The point of the story, Dr. Domes stresses, is that leadership means service, and anyone can lead.

He says, “It shows students that leadership comes in many guises. To me, my Grandma was a great leader because she served her community without fanfare and the people there looked up to her. At her funeral in 2002, there was a huge crowd. In many cases, three generations of families were there.”

He continues, “After I tell that story, students often come up to ask me questions. It makes them think about the people in their own lives that they probably hadn’t thought of as leaders before. Right there, it’s a paradigm shift for them.”

When Maria Damte attended her first Student Leadership Dinner, she felt inspired but also a little scared. She recalls, “I asked myself if I could ever be capable of juggling so many positions, like my peers seemed to do.”

Clearly, Maria has come a long way from the disruptive freshman of summer ’09. After completing the Leadership Series with Brandon Jenkins, she dove head-first into campus life. She joined the Commuter Activities Board and eventually rose to the position of co-president. She joined the International Club, where she has helped to organize events and performed at the International Banquet. She’s a member of the Student Nurses Association and an officer with the Student Government Association. She was selected to serve as a resident assistant. Best of all, she has achieved an impressive grade point average and a whole new outlook. Today, Maria is a member of Marymount’s Student Conduct Board and an Academic Integrity panelist.
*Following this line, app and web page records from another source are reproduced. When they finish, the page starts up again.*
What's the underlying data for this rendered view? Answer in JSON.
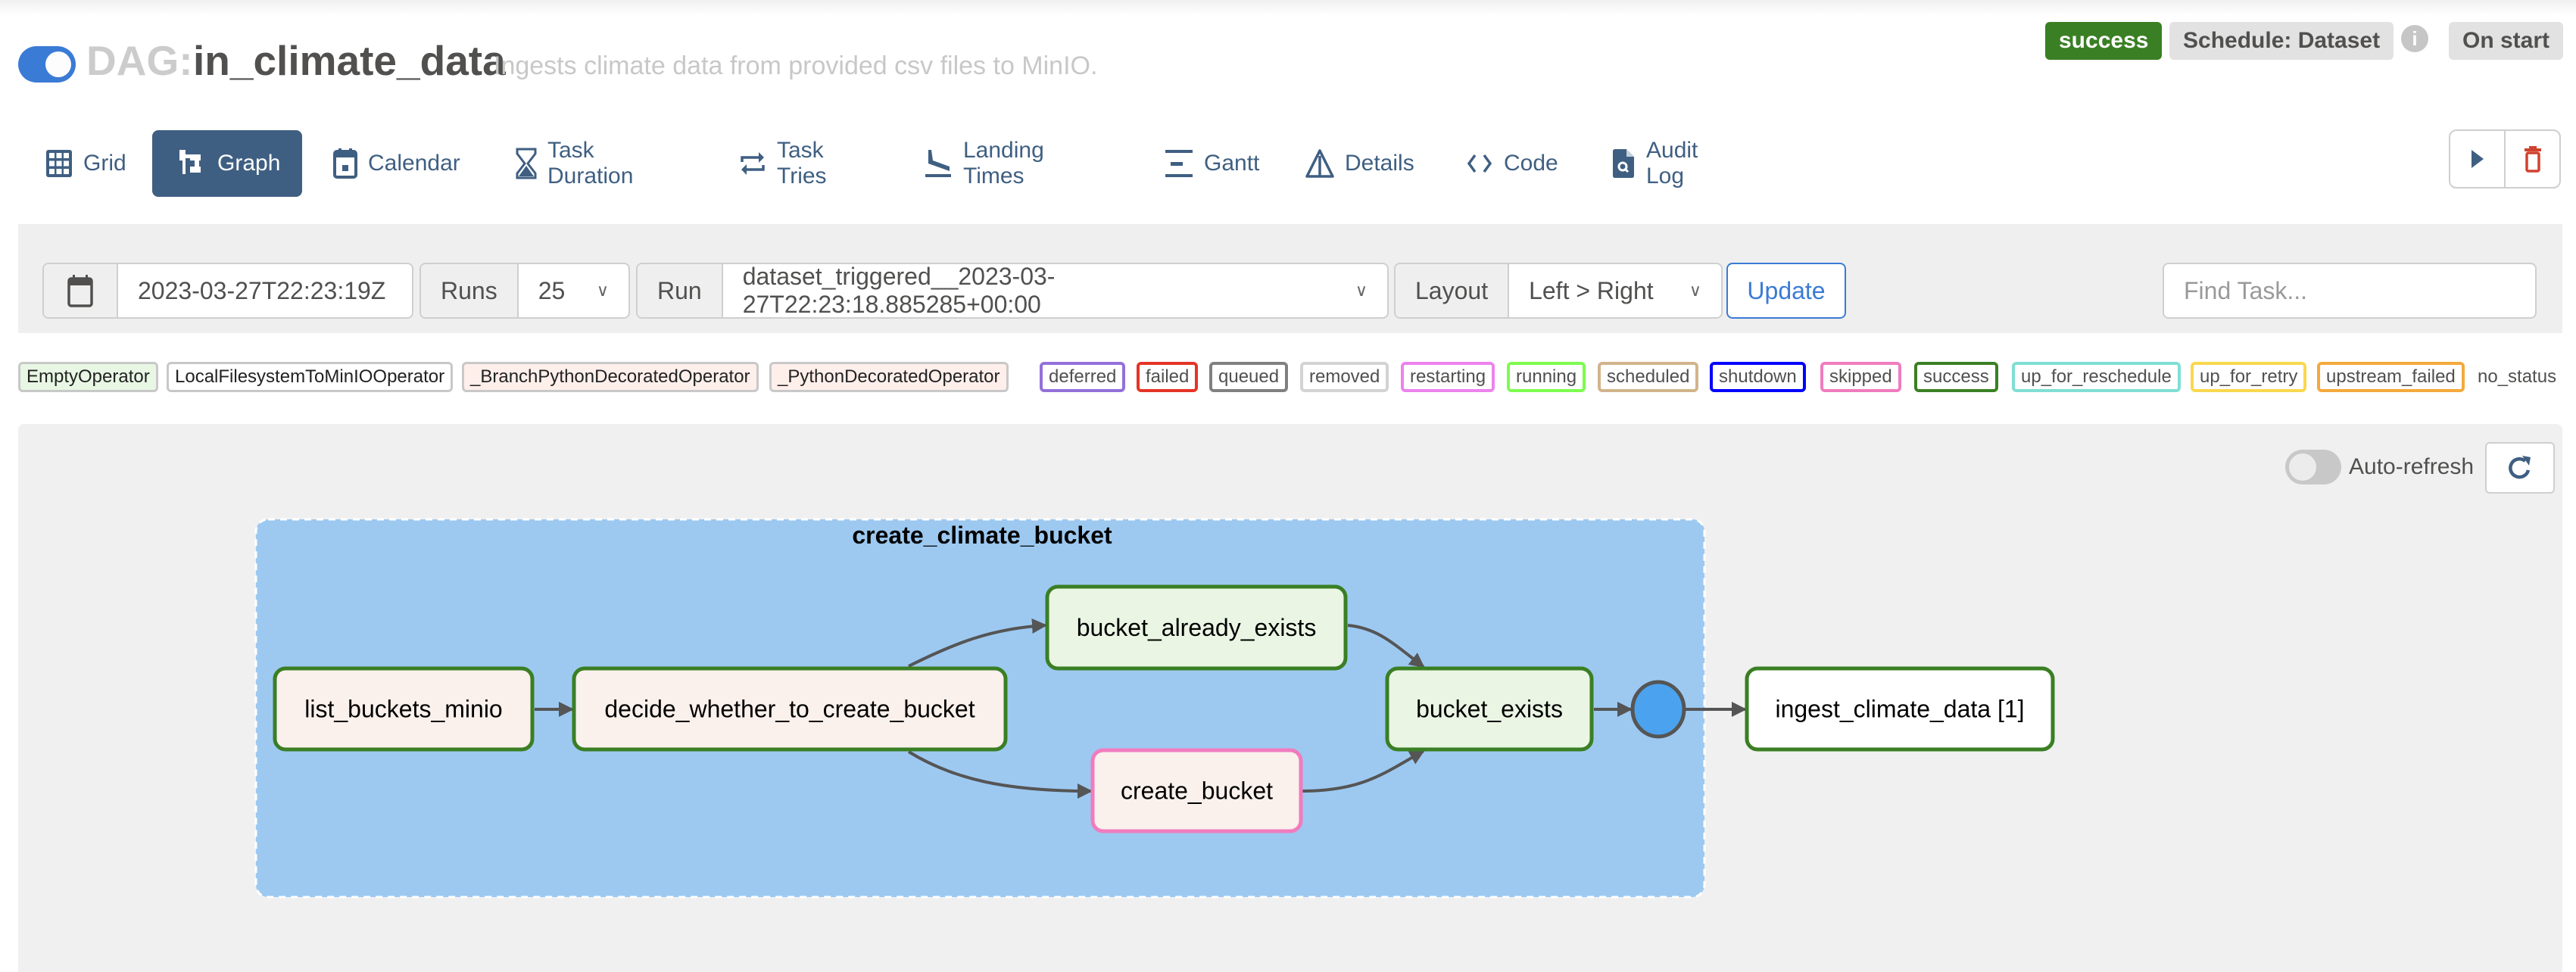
{
  "header": {
    "dag_prefix": "DAG:",
    "dag_id": "in_climate_data",
    "description": "Ingests climate data from provided csv files to MinIO.",
    "paused": false,
    "status_badge": "success",
    "schedule_badge": "Schedule: Dataset",
    "info_icon": "i",
    "trigger_badge": "On start"
  },
  "nav": {
    "tabs": [
      {
        "label": "Grid",
        "icon": "grid-icon"
      },
      {
        "label": "Graph",
        "icon": "graph-icon",
        "active": true
      },
      {
        "label": "Calendar",
        "icon": "calendar-icon"
      },
      {
        "label": "Task Duration",
        "icon": "hourglass-icon"
      },
      {
        "label": "Task Tries",
        "icon": "repeat-icon"
      },
      {
        "label": "Landing Times",
        "icon": "plane-landing-icon"
      },
      {
        "label": "Gantt",
        "icon": "gantt-icon"
      },
      {
        "label": "Details",
        "icon": "details-icon"
      },
      {
        "label": "Code",
        "icon": "code-icon"
      },
      {
        "label": "Audit Log",
        "icon": "file-search-icon"
      }
    ],
    "actions": [
      {
        "name": "trigger-dag",
        "icon": "play-icon"
      },
      {
        "name": "delete-dag",
        "icon": "trash-icon"
      }
    ]
  },
  "filters": {
    "base_date": "2023-03-27T22:23:19Z",
    "runs_label": "Runs",
    "runs_value": "25",
    "run_label": "Run",
    "run_value": "dataset_triggered__2023-03-27T22:23:18.885285+00:00",
    "layout_label": "Layout",
    "layout_value": "Left > Right",
    "update_label": "Update",
    "find_task_placeholder": "Find Task..."
  },
  "legend": {
    "operators": [
      {
        "label": "EmptyOperator",
        "bg": "#e8f7e4"
      },
      {
        "label": "LocalFilesystemToMinIOOperator",
        "bg": "#ffffff"
      },
      {
        "label": "_BranchPythonDecoratedOperator",
        "bg": "#ffefeb"
      },
      {
        "label": "_PythonDecoratedOperator",
        "bg": "#ffefeb"
      }
    ],
    "states": [
      {
        "label": "deferred",
        "color": "#9370db"
      },
      {
        "label": "failed",
        "color": "#e53427"
      },
      {
        "label": "queued",
        "color": "#808080"
      },
      {
        "label": "removed",
        "color": "#d3d3d3"
      },
      {
        "label": "restarting",
        "color": "#ee82ee"
      },
      {
        "label": "running",
        "color": "#7cfc4e"
      },
      {
        "label": "scheduled",
        "color": "#d2b48c"
      },
      {
        "label": "shutdown",
        "color": "#0000ff"
      },
      {
        "label": "skipped",
        "color": "#f07cbe"
      },
      {
        "label": "success",
        "color": "#3a7f24"
      },
      {
        "label": "up_for_reschedule",
        "color": "#7fdfd4"
      },
      {
        "label": "up_for_retry",
        "color": "#f9d84d"
      },
      {
        "label": "upstream_failed",
        "color": "#f4a93c"
      }
    ],
    "no_status": "no_status"
  },
  "graph": {
    "auto_refresh_label": "Auto-refresh",
    "auto_refresh_on": false,
    "task_group": {
      "label": "create_climate_bucket"
    },
    "nodes": [
      {
        "id": "list_buckets_minio",
        "label": "list_buckets_minio",
        "state": "success",
        "operator": "_PythonDecoratedOperator"
      },
      {
        "id": "decide_whether_to_create_bucket",
        "label": "decide_whether_to_create_bucket",
        "state": "success",
        "operator": "_BranchPythonDecoratedOperator"
      },
      {
        "id": "bucket_already_exists",
        "label": "bucket_already_exists",
        "state": "success",
        "operator": "EmptyOperator"
      },
      {
        "id": "create_bucket",
        "label": "create_bucket",
        "state": "skipped",
        "operator": "_PythonDecoratedOperator"
      },
      {
        "id": "bucket_exists",
        "label": "bucket_exists",
        "state": "success",
        "operator": "EmptyOperator"
      },
      {
        "id": "ingest_climate_data",
        "label": "ingest_climate_data [1]",
        "state": "success",
        "operator": "LocalFilesystemToMinIOOperator"
      }
    ],
    "edges": [
      [
        "list_buckets_minio",
        "decide_whether_to_create_bucket"
      ],
      [
        "decide_whether_to_create_bucket",
        "bucket_already_exists"
      ],
      [
        "decide_whether_to_create_bucket",
        "create_bucket"
      ],
      [
        "bucket_already_exists",
        "bucket_exists"
      ],
      [
        "create_bucket",
        "bucket_exists"
      ],
      [
        "bucket_exists",
        "group_join"
      ],
      [
        "group_join",
        "ingest_climate_data"
      ]
    ]
  }
}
Most significantly in the arc of her own development, she has stepped up to the plate and become an orientation leader – like her first Marymount friend and mentor, Melanie Cope. But how can one student do so much?

Maria says, “I want to do for other students what my orientation leaders did for me when I first arrived at Marymount. I want to show, by my effort and example, that Marymount is a great place to be – a place where you can become your best self and help others to do the same.”